The noun bricolage in French means “do it yourself,” formed from the verb bricoler “to do odd jobs, do small chores; make improvised repairs,” from Middle French bricoler “to zigzag, bounce off,” ultimately a derivative of the Old French noun bricole “a trifle.” The French suffix –age, completely naturalized in English –age, as in carriage, marriage, passage, voyage, comes from –āticum, a noun suffix from the neuter of the Latin adjective suffix –āticus. Bricolage entered English in the second half of the 20th century.
Indeed, if we scratch beneath the surface, English is a veritable bricolage of these ‘borrowed’ words.
So, for now, with my basket in one hand and my daughter’s little palm in the other, we’ll continue to walk the world in search of people, spaces and moments that move our soul and gather them into a living piece of art, a bricolage of memories called home.
of, relating to, or resembling a rabbit or hare.
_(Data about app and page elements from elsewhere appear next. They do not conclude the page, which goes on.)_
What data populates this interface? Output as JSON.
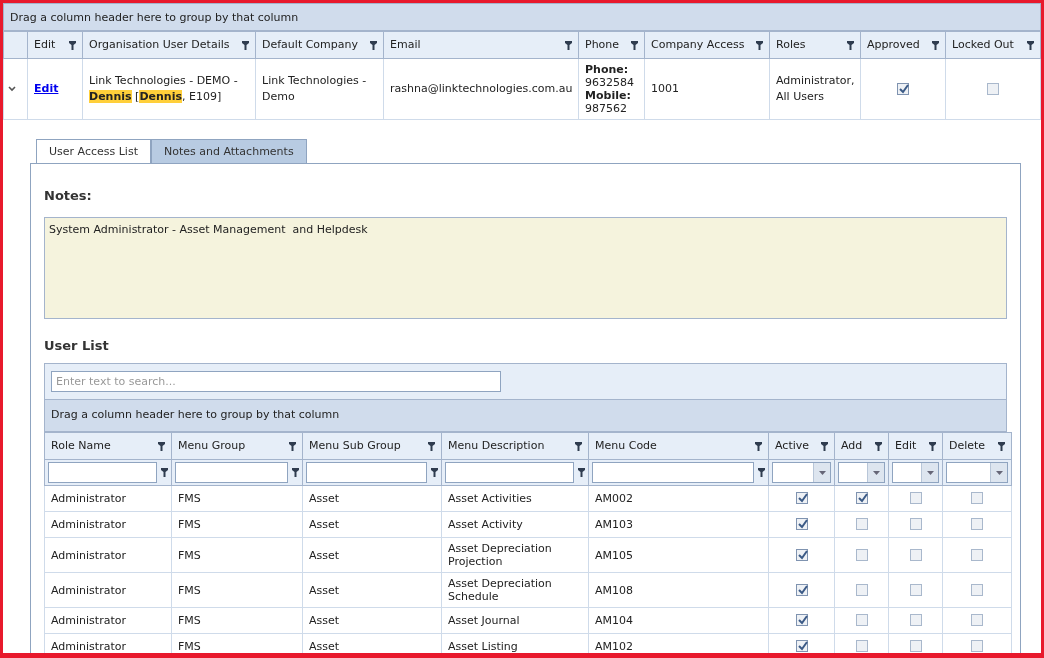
{
  "grid": {
    "group_panel": "Drag a column header here to group by that column",
    "columns": [
      {
        "label": "Edit"
      },
      {
        "label": "Organisation User Details"
      },
      {
        "label": "Default Company"
      },
      {
        "label": "Email"
      },
      {
        "label": "Phone"
      },
      {
        "label": "Company Access"
      },
      {
        "label": "Roles"
      },
      {
        "label": "Approved"
      },
      {
        "label": "Locked Out"
      }
    ],
    "rows": [
      {
        "expanded": true,
        "edit_link": "Edit",
        "org_details": "Link Technologies - DEMO - **Dennis** [**Dennis**, E109]",
        "default_company": "Link Technologies - Demo",
        "email": "rashna@linktechnologies.com.au",
        "phone": [
          {
            "label": "Phone:",
            "value": "9632584"
          },
          {
            "label": "Mobile:",
            "value": "987562"
          }
        ],
        "company_access": "1001",
        "roles": "Administrator, All Users",
        "approved": true,
        "locked_out": false
      }
    ]
  },
  "detail": {
    "tabs": [
      {
        "label": "User Access List",
        "selected": true
      },
      {
        "label": "Notes and Attachments",
        "selected": false
      }
    ],
    "notes_label": "Notes:",
    "notes": "System Administrator - Asset Management  and Helpdesk",
    "user_list_title": "User List",
    "search": {
      "placeholder": "Enter text to search..."
    },
    "group_panel": "Drag a column header here to group by that column",
    "columns": [
      {
        "label": "Role Name",
        "kind": "text"
      },
      {
        "label": "Menu Group",
        "kind": "text"
      },
      {
        "label": "Menu Sub Group",
        "kind": "text"
      },
      {
        "label": "Menu Description",
        "kind": "text"
      },
      {
        "label": "Menu Code",
        "kind": "text"
      },
      {
        "label": "Active",
        "kind": "dropdown"
      },
      {
        "label": "Add",
        "kind": "dropdown"
      },
      {
        "label": "Edit",
        "kind": "dropdown"
      },
      {
        "label": "Delete",
        "kind": "dropdown"
      }
    ],
    "rows": [
      {
        "role_name": "Administrator",
        "menu_group": "FMS",
        "menu_sub_group": "Asset",
        "menu_description": "Asset Activities",
        "menu_code": "AM002",
        "active": true,
        "add": true,
        "edit": false,
        "delete": false
      },
      {
        "role_name": "Administrator",
        "menu_group": "FMS",
        "menu_sub_group": "Asset",
        "menu_description": "Asset Activity",
        "menu_code": "AM103",
        "active": true,
        "add": false,
        "edit": false,
        "delete": false
      },
      {
        "role_name": "Administrator",
        "menu_group": "FMS",
        "menu_sub_group": "Asset",
        "menu_description": "Asset Depreciation Projection",
        "menu_code": "AM105",
        "active": true,
        "add": false,
        "edit": false,
        "delete": false
      },
      {
        "role_name": "Administrator",
        "menu_group": "FMS",
        "menu_sub_group": "Asset",
        "menu_description": "Asset Depreciation Schedule",
        "menu_code": "AM108",
        "active": true,
        "add": false,
        "edit": false,
        "delete": false
      },
      {
        "role_name": "Administrator",
        "menu_group": "FMS",
        "menu_sub_group": "Asset",
        "menu_description": "Asset Journal",
        "menu_code": "AM104",
        "active": true,
        "add": false,
        "edit": false,
        "delete": false
      },
      {
        "role_name": "Administrator",
        "menu_group": "FMS",
        "menu_sub_group": "Asset",
        "menu_description": "Asset Listing",
        "menu_code": "AM102",
        "active": true,
        "add": false,
        "edit": false,
        "delete": false
      }
    ]
  }
}
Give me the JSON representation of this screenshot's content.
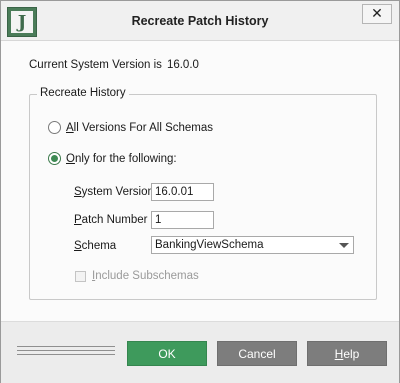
{
  "window": {
    "title": "Recreate Patch History",
    "app_logo_letter": "J",
    "close_glyph": "✕"
  },
  "current_version": {
    "label": "Current System Version is",
    "value": "16.0.0"
  },
  "recreate_history": {
    "legend": "Recreate History",
    "option_all": {
      "label_mnemonic": "A",
      "label_rest": "ll Versions For All Schemas",
      "selected": false
    },
    "option_only": {
      "label_mnemonic": "O",
      "label_rest": "nly for the following:",
      "selected": true
    },
    "system_version": {
      "label_mnemonic": "S",
      "label_rest": "ystem Version",
      "value": "16.0.01"
    },
    "patch_number": {
      "label_mnemonic": "P",
      "label_rest": "atch Number",
      "value": "1"
    },
    "schema": {
      "label_mnemonic": "S",
      "label_rest": "chema",
      "selected_value": "BankingViewSchema"
    },
    "include_subschemas": {
      "label_mnemonic": "I",
      "label_rest": "nclude Subschemas",
      "checked": false,
      "enabled": false
    }
  },
  "buttons": {
    "ok": "OK",
    "cancel": "Cancel",
    "help_mnemonic": "H",
    "help_rest": "elp"
  },
  "colors": {
    "ok_button": "#3e9a5c",
    "secondary_button": "#7d7d7d",
    "logo": "#4b7c59"
  }
}
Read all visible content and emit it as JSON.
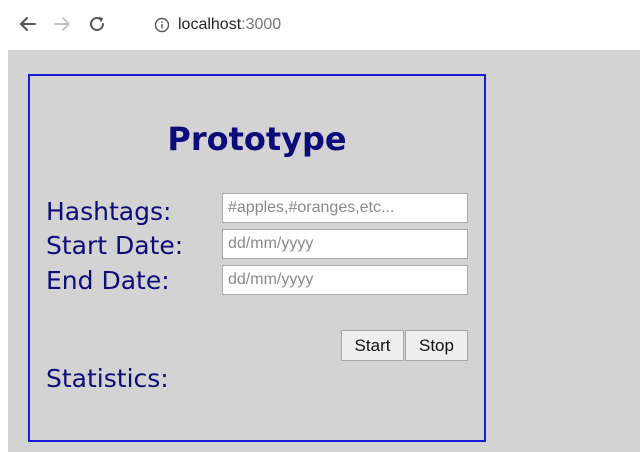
{
  "browser": {
    "url_host": "localhost",
    "url_port": ":3000"
  },
  "page": {
    "title": "Prototype",
    "hashtags_label": "Hashtags:",
    "hashtags_placeholder": "#apples,#oranges,etc...",
    "start_date_label": "Start Date:",
    "start_date_placeholder": "dd/mm/yyyy",
    "end_date_label": "End Date:",
    "end_date_placeholder": "dd/mm/yyyy",
    "start_button": "Start",
    "stop_button": "Stop",
    "statistics_label": "Statistics:"
  },
  "colors": {
    "page_background": "#d3d3d3",
    "panel_border": "#1a1ad6",
    "text": "#0b0b7a"
  },
  "icons": {
    "back": "arrow-left-icon",
    "forward": "arrow-right-icon",
    "reload": "reload-icon",
    "info": "info-icon"
  }
}
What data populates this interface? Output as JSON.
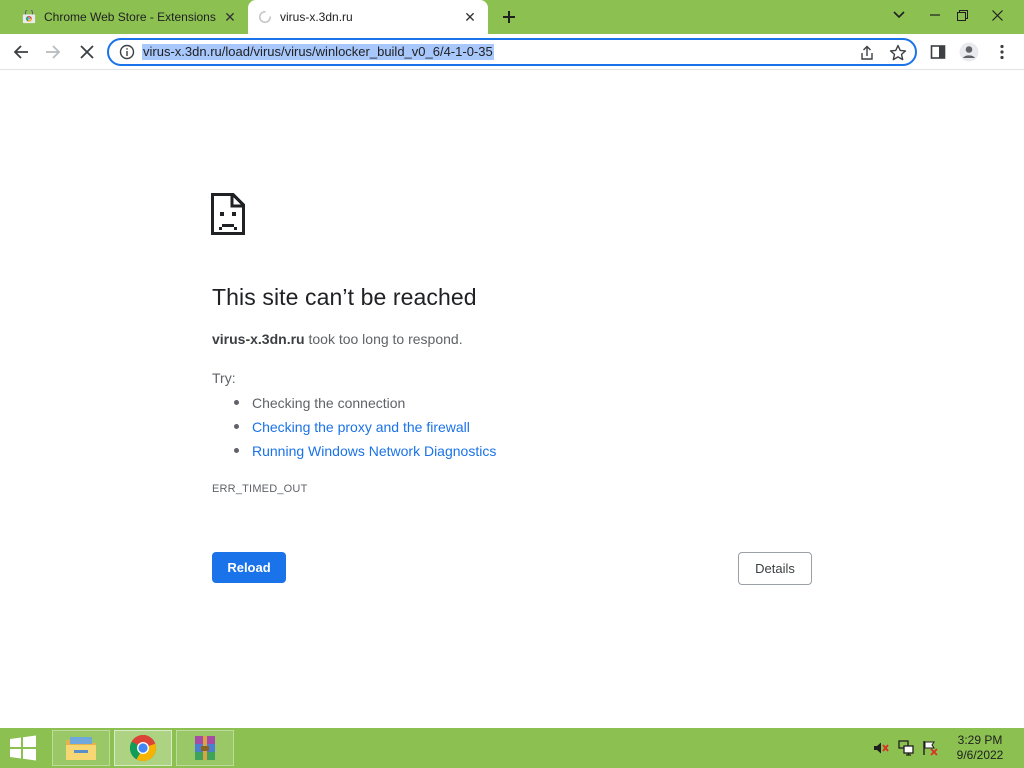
{
  "browser": {
    "tabs": [
      {
        "title": "Chrome Web Store - Extensions",
        "active": false,
        "icon": "chrome-web-store-icon"
      },
      {
        "title": "virus-x.3dn.ru",
        "active": true,
        "icon": "loading-spinner-icon"
      }
    ],
    "address": "virus-x.3dn.ru/load/virus/virus/winlocker_build_v0_6/4-1-0-35",
    "accent_color": "#1a73e8",
    "frame_color": "#8cc152"
  },
  "error_page": {
    "title": "This site can’t be reached",
    "host": "virus-x.3dn.ru",
    "desc_rest": " took too long to respond.",
    "try_label": "Try:",
    "suggestions": [
      {
        "text": "Checking the connection",
        "link": false
      },
      {
        "text": "Checking the proxy and the firewall",
        "link": true
      },
      {
        "text": "Running Windows Network Diagnostics",
        "link": true
      }
    ],
    "error_code": "ERR_TIMED_OUT",
    "reload_label": "Reload",
    "details_label": "Details"
  },
  "taskbar": {
    "apps": [
      {
        "name": "file-explorer-icon",
        "active": false
      },
      {
        "name": "chrome-icon",
        "active": true
      },
      {
        "name": "winrar-icon",
        "active": false
      }
    ],
    "clock_time": "3:29 PM",
    "clock_date": "9/6/2022"
  }
}
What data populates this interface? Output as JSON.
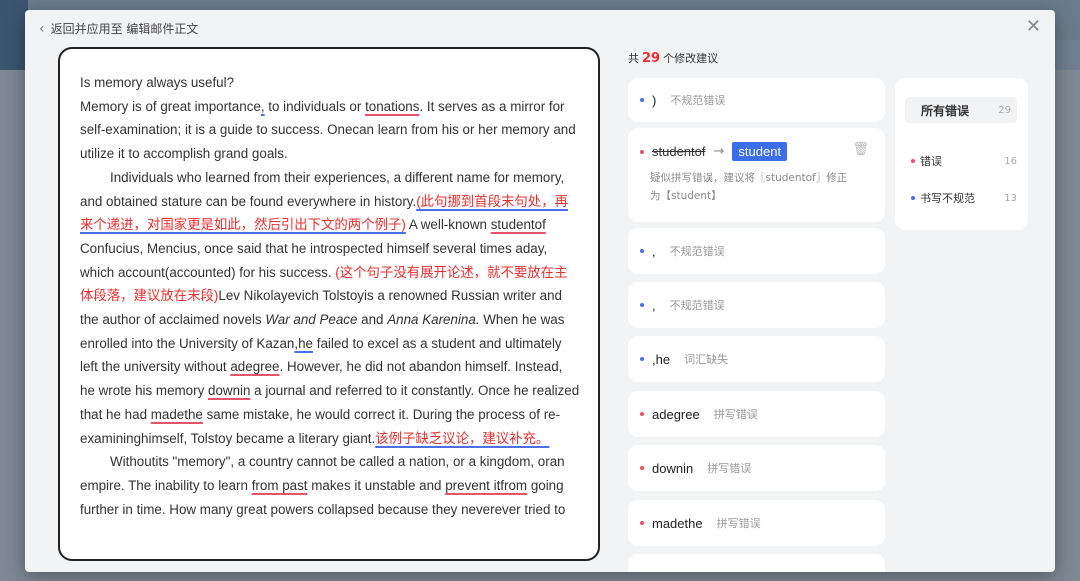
{
  "header": {
    "back_label": "返回并应用至 编辑邮件正文",
    "close_icon": "close-icon"
  },
  "summary": {
    "prefix": "共",
    "count": "29",
    "suffix": "个修改建议"
  },
  "document": {
    "p1": "Is memory always useful?",
    "p2a": "Memory is of great importance",
    "p2b": ",",
    "p2c": " to individuals or ",
    "p2d": "tonations",
    "p2e": ". It serves as a mirror for self-examination; it is a guide to success. Onecan learn from his or her memory and utilize it to accomplish grand goals.",
    "p3a": "Individuals who learned from their experiences, a different name for memory, and obtained stature can be found everywhere in history.",
    "p3b": "(此句挪到首段末句处，再来个递进，对国家更是如此，然后引出下文的两个例子)",
    "p3c": " A well-known ",
    "p3d": "studentof",
    "p3e": " Confucius, Mencius, once said that he introspected himself several times aday, which account(accounted) for his success. ",
    "p3f": "(这个句子没有展开论述，就不要放在主体段落，建议放在末段)",
    "p3g": "Lev Nikolayevich Tolstoyis a renowned Russian writer and the author of acclaimed novels ",
    "p3h": "War and Peace",
    "p3i": " and ",
    "p3j": "Anna Karenina.",
    "p3k": " When he was enrolled into the University of Kazan",
    "p3l": ",he",
    "p3m": " failed to excel as a student and ultimately left the university without ",
    "p3n": "adegree",
    "p3o": ". However, he did not abandon himself. Instead, he wrote his memory ",
    "p3p": "downin",
    "p3q": " a journal and referred to it constantly. Once he realized that he had ",
    "p3r": "madethe",
    "p3s": " same mistake, he would correct it. During the process of re-examininghimself, Tolstoy became a literary giant.",
    "p3t": "该例子缺乏议论，建议补充。",
    "p4a": "Withoutits \"memory\", a country cannot be called a nation, or a kingdom, oran empire. The inability to learn ",
    "p4b": "from past",
    "p4c": " makes it unstable and ",
    "p4d": "prevent itfrom",
    "p4e": " going further in time. How many great powers collapsed because they neverever tried to"
  },
  "suggestions": [
    {
      "word": ")",
      "type": "不规范错误",
      "dot": "blue"
    },
    {
      "original": "studentof",
      "fix": "student",
      "desc": "疑似拼写错误，建议将〖studentof〗修正为【student】",
      "dot": "red",
      "trash_icon": "trash-icon"
    },
    {
      "word": ",",
      "type": "不规范错误",
      "dot": "blue"
    },
    {
      "word": ",",
      "type": "不规范错误",
      "dot": "blue"
    },
    {
      "word": ",he",
      "type": "词汇缺失",
      "dot": "blue"
    },
    {
      "word": "adegree",
      "type": "拼写错误",
      "dot": "red"
    },
    {
      "word": "downin",
      "type": "拼写错误",
      "dot": "red"
    },
    {
      "word": "madethe",
      "type": "拼写错误",
      "dot": "red"
    }
  ],
  "filters": [
    {
      "label": "所有错误",
      "count": "29"
    },
    {
      "label": "错误",
      "count": "16",
      "dot": "red"
    },
    {
      "label": "书写不规范",
      "count": "13",
      "dot": "blue"
    }
  ],
  "colors": {
    "accent": "#3b6ee8",
    "error_red": "#e8302e",
    "underline_red": "#e8526a",
    "underline_blue": "#4a6fe6"
  }
}
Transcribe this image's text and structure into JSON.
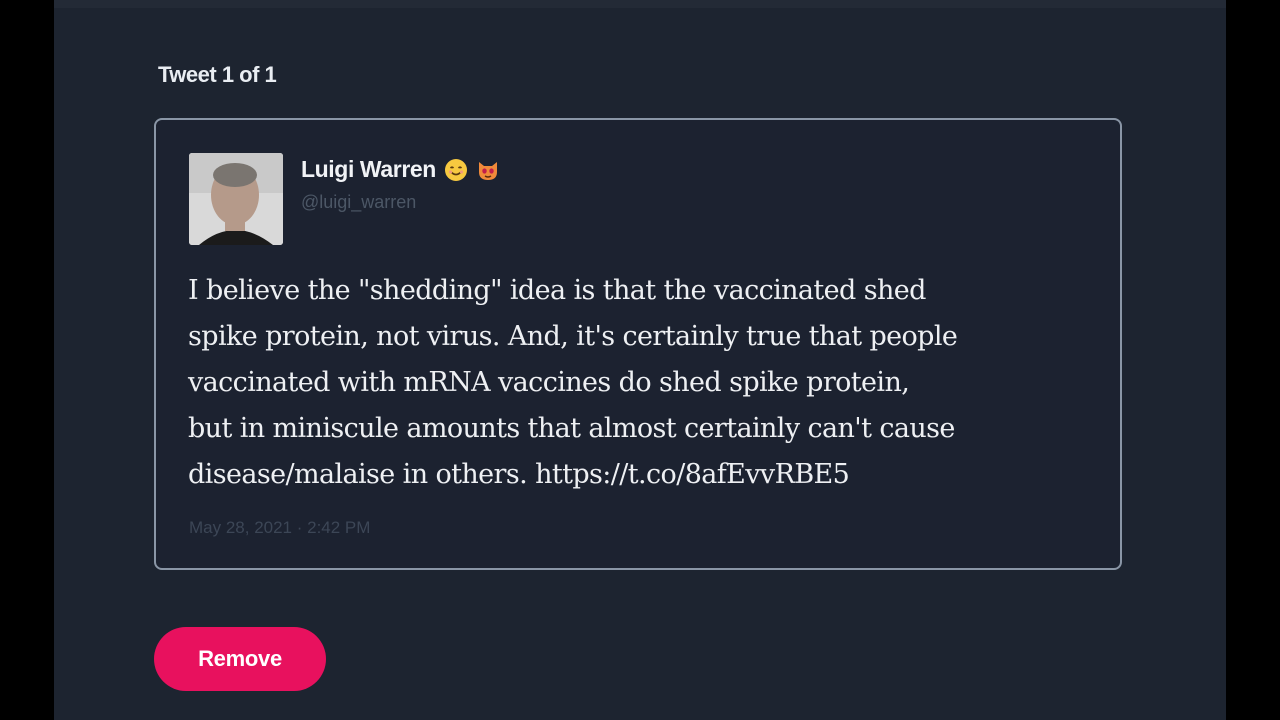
{
  "heading": "Tweet 1 of 1",
  "tweet": {
    "author_name": "Luigi Warren",
    "author_emojis": [
      "smiling-face-icon",
      "cat-face-icon"
    ],
    "handle": "@luigi_warren",
    "text": "I believe the \"shedding\" idea is that the vaccinated shed\nspike protein, not virus. And, it's certainly true that people\nvaccinated with mRNA vaccines do shed spike protein,\nbut in miniscule amounts that almost certainly can't cause\ndisease/malaise in others. https://t.co/8afEvvRBE5",
    "timestamp": "May 28, 2021 · 2:42 PM"
  },
  "actions": {
    "remove_label": "Remove"
  },
  "colors": {
    "background": "#1d2430",
    "card_border": "#8a96a6",
    "remove_button": "#e8115e",
    "text_primary": "#eef0f3",
    "text_muted": "#4c5766"
  }
}
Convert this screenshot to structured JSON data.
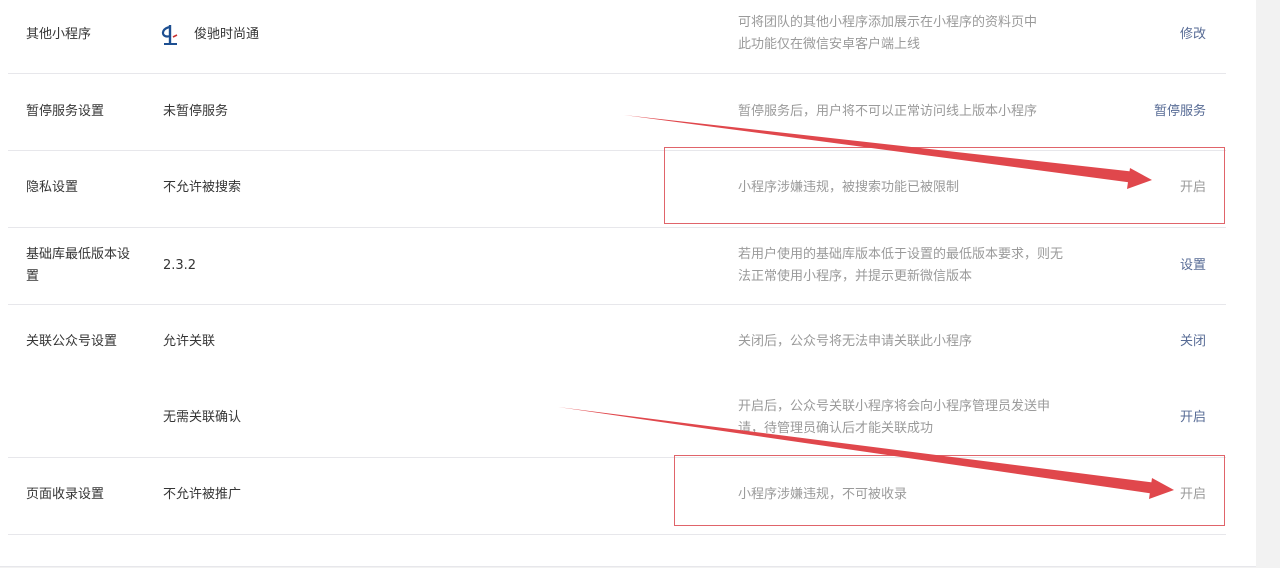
{
  "rows": {
    "other_programs": {
      "label": "其他小程序",
      "value": "俊驰时尚通",
      "desc_line1": "可将团队的其他小程序添加展示在小程序的资料页中",
      "desc_line2": "此功能仅在微信安卓客户端上线",
      "action": "修改"
    },
    "pause_service": {
      "label": "暂停服务设置",
      "value": "未暂停服务",
      "desc": "暂停服务后，用户将不可以正常访问线上版本小程序",
      "action": "暂停服务"
    },
    "privacy": {
      "label": "隐私设置",
      "value": "不允许被搜索",
      "desc": "小程序涉嫌违规，被搜索功能已被限制",
      "action": "开启"
    },
    "base_lib": {
      "label_line1": "基础库最低版本设",
      "label_line2": "置",
      "value": "2.3.2",
      "desc_line1": "若用户使用的基础库版本低于设置的最低版本要求，则无",
      "desc_line2": "法正常使用小程序，并提示更新微信版本",
      "action": "设置"
    },
    "official_account": {
      "label": "关联公众号设置",
      "value": "允许关联",
      "desc": "关闭后，公众号将无法申请关联此小程序",
      "action": "关闭"
    },
    "association_confirm": {
      "value": "无需关联确认",
      "desc_line1": "开启后，公众号关联小程序将会向小程序管理员发送申",
      "desc_line2": "请，待管理员确认后才能关联成功",
      "action": "开启"
    },
    "page_indexing": {
      "label": "页面收录设置",
      "value": "不允许被推广",
      "desc": "小程序涉嫌违规，不可被收录",
      "action": "开启"
    }
  },
  "colors": {
    "link": "#576b95",
    "muted": "#9a9a9a",
    "annotation_red": "#e0474c"
  }
}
Leporine, “pertaining to or resembling a rabbit or hare,” a technical term in zoology, comes straight from the Latin adjective leporīnus, a derivative of the noun lepus (inflectional stem lepor-) “hare.” The etymology of lepus is obscure, but it may be related to Greek dialect léporis (Sicily) and lebērís (Marseille). Leporine entered English in the mid-17th century.
Of course, the Easter Bunny isn’t our only leporine hero. There is a general fascination with hares, bunnies, and rabbits in children’s literature and other aspects of popular and folk culture around the world.
His face looked naked, his teeth big and leporine.
a hen's egg used for food.
Cackleberry, “an egg, a hen’s egg,” is a piece of facetious American slang. The word is a compound of the verb cackle “to utter a shrill, broken cry such as a hen makes” and the common noun berry “small fruit without a pit,” also used often in compounds such as strawberry or gooseberry.
“Cackleberries,” said Gately, picking up one of the eggs and examining it as though it were an emerald. “A genuine cackleberry.”
Klock had played swell ball all week, scampering around station one like a hare—the March variety, of course—but he wasn’t hitting hard enough to imperil the shell of a cackleberry.